_EXERCISE DIRECTIONS:_
Output all the data below verbatim.

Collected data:
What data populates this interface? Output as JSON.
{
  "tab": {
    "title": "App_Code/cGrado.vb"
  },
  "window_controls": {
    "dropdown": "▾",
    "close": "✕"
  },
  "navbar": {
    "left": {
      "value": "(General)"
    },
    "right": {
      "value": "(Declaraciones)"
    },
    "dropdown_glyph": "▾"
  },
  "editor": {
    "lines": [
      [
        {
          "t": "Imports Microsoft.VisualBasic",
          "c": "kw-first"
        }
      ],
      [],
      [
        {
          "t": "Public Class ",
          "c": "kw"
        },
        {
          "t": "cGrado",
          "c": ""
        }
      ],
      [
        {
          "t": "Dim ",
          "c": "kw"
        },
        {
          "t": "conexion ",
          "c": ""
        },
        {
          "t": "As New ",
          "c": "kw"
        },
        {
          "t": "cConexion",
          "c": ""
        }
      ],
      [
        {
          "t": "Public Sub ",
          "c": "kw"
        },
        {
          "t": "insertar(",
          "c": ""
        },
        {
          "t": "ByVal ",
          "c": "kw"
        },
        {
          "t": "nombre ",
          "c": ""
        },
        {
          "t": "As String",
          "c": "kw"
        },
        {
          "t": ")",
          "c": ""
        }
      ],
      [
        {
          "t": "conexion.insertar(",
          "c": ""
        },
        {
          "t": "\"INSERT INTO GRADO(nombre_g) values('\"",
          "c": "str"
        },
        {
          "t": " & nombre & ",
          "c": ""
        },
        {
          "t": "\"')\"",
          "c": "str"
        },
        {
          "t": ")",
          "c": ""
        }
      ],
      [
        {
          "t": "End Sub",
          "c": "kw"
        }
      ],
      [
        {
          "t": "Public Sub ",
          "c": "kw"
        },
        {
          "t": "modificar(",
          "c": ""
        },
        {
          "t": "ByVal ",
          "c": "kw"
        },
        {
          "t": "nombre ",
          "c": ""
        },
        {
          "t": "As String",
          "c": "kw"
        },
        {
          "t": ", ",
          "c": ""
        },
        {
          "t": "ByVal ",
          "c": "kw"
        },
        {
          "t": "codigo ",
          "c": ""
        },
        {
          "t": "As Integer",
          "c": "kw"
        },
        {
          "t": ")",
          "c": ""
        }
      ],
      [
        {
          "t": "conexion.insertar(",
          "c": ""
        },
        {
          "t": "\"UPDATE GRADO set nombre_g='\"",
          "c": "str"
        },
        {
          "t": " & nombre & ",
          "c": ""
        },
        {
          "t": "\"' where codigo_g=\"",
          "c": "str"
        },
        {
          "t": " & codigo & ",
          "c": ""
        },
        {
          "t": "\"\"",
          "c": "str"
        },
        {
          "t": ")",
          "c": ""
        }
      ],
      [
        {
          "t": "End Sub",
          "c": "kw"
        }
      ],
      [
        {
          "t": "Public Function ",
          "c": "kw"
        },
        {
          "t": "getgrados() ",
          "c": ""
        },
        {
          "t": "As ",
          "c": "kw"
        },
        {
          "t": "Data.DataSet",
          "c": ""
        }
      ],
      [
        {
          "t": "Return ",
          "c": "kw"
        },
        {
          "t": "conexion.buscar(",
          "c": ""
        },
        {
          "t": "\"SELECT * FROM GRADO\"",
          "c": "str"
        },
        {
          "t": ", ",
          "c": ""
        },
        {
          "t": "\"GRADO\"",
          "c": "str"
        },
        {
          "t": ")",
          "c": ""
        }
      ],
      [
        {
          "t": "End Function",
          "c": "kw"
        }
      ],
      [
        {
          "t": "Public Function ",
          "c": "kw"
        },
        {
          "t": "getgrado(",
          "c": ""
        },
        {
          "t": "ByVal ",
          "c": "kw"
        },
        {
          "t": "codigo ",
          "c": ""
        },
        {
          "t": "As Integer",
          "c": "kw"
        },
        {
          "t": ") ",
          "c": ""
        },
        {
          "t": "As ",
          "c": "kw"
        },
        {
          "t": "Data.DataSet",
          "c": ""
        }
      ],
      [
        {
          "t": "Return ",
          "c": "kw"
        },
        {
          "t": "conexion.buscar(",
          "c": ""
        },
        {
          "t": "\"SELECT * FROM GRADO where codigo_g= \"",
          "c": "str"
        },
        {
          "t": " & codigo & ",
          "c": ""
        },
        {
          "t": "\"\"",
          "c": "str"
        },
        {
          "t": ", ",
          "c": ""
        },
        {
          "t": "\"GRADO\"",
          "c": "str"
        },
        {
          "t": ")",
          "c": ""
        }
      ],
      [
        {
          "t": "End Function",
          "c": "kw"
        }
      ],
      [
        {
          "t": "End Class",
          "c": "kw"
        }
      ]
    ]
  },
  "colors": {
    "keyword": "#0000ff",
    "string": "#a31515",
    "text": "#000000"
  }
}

_EXERCISE OUTPUT:_
What data populates this interface? Output as JSON.
{
  "tab": {
    "title": "App_Code/cGrado.vb"
  },
  "window_controls": {
    "dropdown": "▾",
    "close": "✕"
  },
  "navbar": {
    "left": {
      "value": "(General)"
    },
    "right": {
      "value": "(Declaraciones)"
    },
    "dropdown_glyph": "▾"
  },
  "editor": {
    "lines": [
      [
        {
          "t": "Imports Microsoft.VisualBasic",
          "c": "kw-first"
        }
      ],
      [],
      [
        {
          "t": "Public Class ",
          "c": "kw"
        },
        {
          "t": "cGrado",
          "c": ""
        }
      ],
      [
        {
          "t": "Dim ",
          "c": "kw"
        },
        {
          "t": "conexion ",
          "c": ""
        },
        {
          "t": "As New ",
          "c": "kw"
        },
        {
          "t": "cConexion",
          "c": ""
        }
      ],
      [
        {
          "t": "Public Sub ",
          "c": "kw"
        },
        {
          "t": "insertar(",
          "c": ""
        },
        {
          "t": "ByVal ",
          "c": "kw"
        },
        {
          "t": "nombre ",
          "c": ""
        },
        {
          "t": "As String",
          "c": "kw"
        },
        {
          "t": ")",
          "c": ""
        }
      ],
      [
        {
          "t": "conexion.insertar(",
          "c": ""
        },
        {
          "t": "\"INSERT INTO GRADO(nombre_g) values('\"",
          "c": "str"
        },
        {
          "t": " & nombre & ",
          "c": ""
        },
        {
          "t": "\"')\"",
          "c": "str"
        },
        {
          "t": ")",
          "c": ""
        }
      ],
      [
        {
          "t": "End Sub",
          "c": "kw"
        }
      ],
      [
        {
          "t": "Public Sub ",
          "c": "kw"
        },
        {
          "t": "modificar(",
          "c": ""
        },
        {
          "t": "ByVal ",
          "c": "kw"
        },
        {
          "t": "nombre ",
          "c": ""
        },
        {
          "t": "As String",
          "c": "kw"
        },
        {
          "t": ", ",
          "c": ""
        },
        {
          "t": "ByVal ",
          "c": "kw"
        },
        {
          "t": "codigo ",
          "c": ""
        },
        {
          "t": "As Integer",
          "c": "kw"
        },
        {
          "t": ")",
          "c": ""
        }
      ],
      [
        {
          "t": "conexion.insertar(",
          "c": ""
        },
        {
          "t": "\"UPDATE GRADO set nombre_g='\"",
          "c": "str"
        },
        {
          "t": " & nombre & ",
          "c": ""
        },
        {
          "t": "\"' where codigo_g=\"",
          "c": "str"
        },
        {
          "t": " & codigo & ",
          "c": ""
        },
        {
          "t": "\"\"",
          "c": "str"
        },
        {
          "t": ")",
          "c": ""
        }
      ],
      [
        {
          "t": "End Sub",
          "c": "kw"
        }
      ],
      [
        {
          "t": "Public Function ",
          "c": "kw"
        },
        {
          "t": "getgrados() ",
          "c": ""
        },
        {
          "t": "As ",
          "c": "kw"
        },
        {
          "t": "Data.DataSet",
          "c": ""
        }
      ],
      [
        {
          "t": "Return ",
          "c": "kw"
        },
        {
          "t": "conexion.buscar(",
          "c": ""
        },
        {
          "t": "\"SELECT * FROM GRADO\"",
          "c": "str"
        },
        {
          "t": ", ",
          "c": ""
        },
        {
          "t": "\"GRADO\"",
          "c": "str"
        },
        {
          "t": ")",
          "c": ""
        }
      ],
      [
        {
          "t": "End Function",
          "c": "kw"
        }
      ],
      [
        {
          "t": "Public Function ",
          "c": "kw"
        },
        {
          "t": "getgrado(",
          "c": ""
        },
        {
          "t": "ByVal ",
          "c": "kw"
        },
        {
          "t": "codigo ",
          "c": ""
        },
        {
          "t": "As Integer",
          "c": "kw"
        },
        {
          "t": ") ",
          "c": ""
        },
        {
          "t": "As ",
          "c": "kw"
        },
        {
          "t": "Data.DataSet",
          "c": ""
        }
      ],
      [
        {
          "t": "Return ",
          "c": "kw"
        },
        {
          "t": "conexion.buscar(",
          "c": ""
        },
        {
          "t": "\"SELECT * FROM GRADO where codigo_g= \"",
          "c": "str"
        },
        {
          "t": " & codigo & ",
          "c": ""
        },
        {
          "t": "\"\"",
          "c": "str"
        },
        {
          "t": ", ",
          "c": ""
        },
        {
          "t": "\"GRADO\"",
          "c": "str"
        },
        {
          "t": ")",
          "c": ""
        }
      ],
      [
        {
          "t": "End Function",
          "c": "kw"
        }
      ],
      [
        {
          "t": "End Class",
          "c": "kw"
        }
      ]
    ]
  },
  "colors": {
    "keyword": "#0000ff",
    "string": "#a31515",
    "text": "#000000"
  }
}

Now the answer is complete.